CAD improves radiologists' ABUS performance

By Kate Madden Yee, staff writer

November 11, 2015 --

Monday, November 30 | 10:10 a.m.-10:20 a.m. | RC215-09 | Arie Crown Theater
In this study, a Dutch team compared unaided radiologist readings of automated breast ultrasound (ABUS) exams with those interpreted using computer-aided detection (CAD) to determine if adding CAD as a "second reader" could help reduce unnecessary recalls.

Screening for breast cancer with ABUS can be a useful adjunct to mammography, but it can also boost recalls for lesions that are ultimately proved to be benign.

The team led by Jan van Zelst of Radboud University Medical Center in Nijmegen included ABUS scans from 89 women in the study. Of these, 19 exams were malignant, 30 were benign, and 40 had no lesions at all. Three radiologists and one fourth-year resident read the exams without help from CAD, marking any findings based on the likelihood of malignancy using a 0 to 100 scale.

The 89 cases were then analyzed by CAD, and any suspicious findings were compared with the findings of the four readers. The research team considered the findings suspicious only when the same lesions were marked by the CAD program; any reader marks that were not also flagged by the CAD program were considered benign. Finally, the researchers used analysis based on the area under the receiver operator characteristics (ROC) curve to compare unaided readings with CAD readings.

The area under the ROC curve improved after the CAD program was used, from 0.77 to 0.88 (p = 0.01), the group found. Among the reader marks uncorroborated by CAD, none were malignant.

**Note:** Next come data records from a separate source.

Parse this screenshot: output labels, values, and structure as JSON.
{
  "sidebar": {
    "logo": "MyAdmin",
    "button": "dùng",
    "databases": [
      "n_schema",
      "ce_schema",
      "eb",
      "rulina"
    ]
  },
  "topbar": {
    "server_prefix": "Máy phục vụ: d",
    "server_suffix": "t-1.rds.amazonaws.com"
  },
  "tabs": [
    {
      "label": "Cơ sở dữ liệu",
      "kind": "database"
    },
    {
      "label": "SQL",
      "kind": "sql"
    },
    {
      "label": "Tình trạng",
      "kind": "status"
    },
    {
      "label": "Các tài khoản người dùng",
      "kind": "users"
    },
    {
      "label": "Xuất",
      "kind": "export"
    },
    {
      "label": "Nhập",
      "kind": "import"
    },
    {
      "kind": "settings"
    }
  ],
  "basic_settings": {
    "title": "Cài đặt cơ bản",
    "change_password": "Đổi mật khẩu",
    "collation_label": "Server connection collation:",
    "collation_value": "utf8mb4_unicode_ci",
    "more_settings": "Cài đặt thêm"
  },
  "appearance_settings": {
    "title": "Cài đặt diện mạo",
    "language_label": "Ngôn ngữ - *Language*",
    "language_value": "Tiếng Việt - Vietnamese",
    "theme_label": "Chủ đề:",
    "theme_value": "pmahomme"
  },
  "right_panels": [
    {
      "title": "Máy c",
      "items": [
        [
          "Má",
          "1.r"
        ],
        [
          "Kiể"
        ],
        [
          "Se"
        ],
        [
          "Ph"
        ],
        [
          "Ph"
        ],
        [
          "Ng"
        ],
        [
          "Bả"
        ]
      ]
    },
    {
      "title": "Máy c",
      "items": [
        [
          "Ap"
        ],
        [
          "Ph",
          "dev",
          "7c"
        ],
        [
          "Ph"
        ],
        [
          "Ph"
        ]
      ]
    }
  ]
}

Using CAD may help clarify ambiguous findings on automated breast ultrasound, reducing unnecessary referrals for further imaging, van Zelst and colleagues concluded.